Work required
The data below is to be repeated in full, exactly as shown.

**** Exercise data ****

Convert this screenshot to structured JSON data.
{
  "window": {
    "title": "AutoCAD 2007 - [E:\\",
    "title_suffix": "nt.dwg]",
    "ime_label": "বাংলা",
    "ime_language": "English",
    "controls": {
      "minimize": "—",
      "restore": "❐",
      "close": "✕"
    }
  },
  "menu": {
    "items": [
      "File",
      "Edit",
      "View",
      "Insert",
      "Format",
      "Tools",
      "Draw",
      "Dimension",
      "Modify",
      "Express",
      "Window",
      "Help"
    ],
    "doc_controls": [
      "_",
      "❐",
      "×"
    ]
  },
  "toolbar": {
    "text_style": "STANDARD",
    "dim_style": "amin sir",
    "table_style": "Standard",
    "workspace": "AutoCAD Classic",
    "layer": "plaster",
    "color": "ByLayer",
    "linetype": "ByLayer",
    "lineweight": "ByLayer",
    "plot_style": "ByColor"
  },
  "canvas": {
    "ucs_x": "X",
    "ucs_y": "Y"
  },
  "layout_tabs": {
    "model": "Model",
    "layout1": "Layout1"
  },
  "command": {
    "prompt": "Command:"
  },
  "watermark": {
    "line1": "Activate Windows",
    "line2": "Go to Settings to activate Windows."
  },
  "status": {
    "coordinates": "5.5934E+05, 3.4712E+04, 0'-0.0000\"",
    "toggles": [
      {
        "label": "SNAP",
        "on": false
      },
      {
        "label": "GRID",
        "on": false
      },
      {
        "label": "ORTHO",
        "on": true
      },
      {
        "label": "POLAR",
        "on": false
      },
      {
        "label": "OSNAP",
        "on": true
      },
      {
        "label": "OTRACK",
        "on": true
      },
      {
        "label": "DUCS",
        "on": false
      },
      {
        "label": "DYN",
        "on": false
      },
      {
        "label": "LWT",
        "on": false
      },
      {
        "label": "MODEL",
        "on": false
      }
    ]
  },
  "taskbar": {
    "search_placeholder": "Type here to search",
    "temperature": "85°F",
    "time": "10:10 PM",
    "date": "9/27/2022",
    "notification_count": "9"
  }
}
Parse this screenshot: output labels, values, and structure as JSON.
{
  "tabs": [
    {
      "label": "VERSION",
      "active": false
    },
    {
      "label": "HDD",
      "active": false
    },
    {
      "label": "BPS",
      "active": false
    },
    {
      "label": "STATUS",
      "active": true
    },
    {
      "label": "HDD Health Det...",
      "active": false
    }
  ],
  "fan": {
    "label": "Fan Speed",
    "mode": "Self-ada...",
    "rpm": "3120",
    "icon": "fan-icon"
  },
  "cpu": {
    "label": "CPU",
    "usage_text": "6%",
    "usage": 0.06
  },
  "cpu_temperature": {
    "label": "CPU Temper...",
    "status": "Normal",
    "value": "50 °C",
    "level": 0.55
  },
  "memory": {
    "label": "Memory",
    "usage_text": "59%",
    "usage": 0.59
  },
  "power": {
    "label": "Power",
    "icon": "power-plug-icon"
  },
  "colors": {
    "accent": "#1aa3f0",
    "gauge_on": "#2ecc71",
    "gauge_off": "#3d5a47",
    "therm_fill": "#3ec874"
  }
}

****

Answer section
Convert this screenshot to structured JSON data.
{
  "window": {
    "title": "AutoCAD 2007 - [E:\\",
    "title_suffix": "nt.dwg]",
    "ime_label": "বাংলা",
    "ime_language": "English",
    "controls": {
      "minimize": "—",
      "restore": "❐",
      "close": "✕"
    }
  },
  "menu": {
    "items": [
      "File",
      "Edit",
      "View",
      "Insert",
      "Format",
      "Tools",
      "Draw",
      "Dimension",
      "Modify",
      "Express",
      "Window",
      "Help"
    ],
    "doc_controls": [
      "_",
      "❐",
      "×"
    ]
  },
  "toolbar": {
    "text_style": "STANDARD",
    "dim_style": "amin sir",
    "table_style": "Standard",
    "workspace": "AutoCAD Classic",
    "layer": "plaster",
    "color": "ByLayer",
    "linetype": "ByLayer",
    "lineweight": "ByLayer",
    "plot_style": "ByColor"
  },
  "canvas": {
    "ucs_x": "X",
    "ucs_y": "Y"
  },
  "layout_tabs": {
    "model": "Model",
    "layout1": "Layout1"
  },
  "command": {
    "prompt": "Command:"
  },
  "watermark": {
    "line1": "Activate Windows",
    "line2": "Go to Settings to activate Windows."
  },
  "status": {
    "coordinates": "5.5934E+05, 3.4712E+04, 0'-0.0000\"",
    "toggles": [
      {
        "label": "SNAP",
        "on": false
      },
      {
        "label": "GRID",
        "on": false
      },
      {
        "label": "ORTHO",
        "on": true
      },
      {
        "label": "POLAR",
        "on": false
      },
      {
        "label": "OSNAP",
        "on": true
      },
      {
        "label": "OTRACK",
        "on": true
      },
      {
        "label": "DUCS",
        "on": false
      },
      {
        "label": "DYN",
        "on": false
      },
      {
        "label": "LWT",
        "on": false
      },
      {
        "label": "MODEL",
        "on": false
      }
    ]
  },
  "taskbar": {
    "search_placeholder": "Type here to search",
    "temperature": "85°F",
    "time": "10:10 PM",
    "date": "9/27/2022",
    "notification_count": "9"
  }
}
Parse this screenshot: output labels, values, and structure as JSON.
{
  "tabs": [
    {
      "label": "VERSION",
      "active": false
    },
    {
      "label": "HDD",
      "active": false
    },
    {
      "label": "BPS",
      "active": false
    },
    {
      "label": "STATUS",
      "active": true
    },
    {
      "label": "HDD Health Det...",
      "active": false
    }
  ],
  "fan": {
    "label": "Fan Speed",
    "mode": "Self-ada...",
    "rpm": "3120",
    "icon": "fan-icon"
  },
  "cpu": {
    "label": "CPU",
    "usage_text": "6%",
    "usage": 0.06
  },
  "cpu_temperature": {
    "label": "CPU Temper...",
    "status": "Normal",
    "value": "50 °C",
    "level": 0.55
  },
  "memory": {
    "label": "Memory",
    "usage_text": "59%",
    "usage": 0.59
  },
  "power": {
    "label": "Power",
    "icon": "power-plug-icon"
  },
  "colors": {
    "accent": "#1aa3f0",
    "gauge_on": "#2ecc71",
    "gauge_off": "#3d5a47",
    "therm_fill": "#3ec874"
  }
}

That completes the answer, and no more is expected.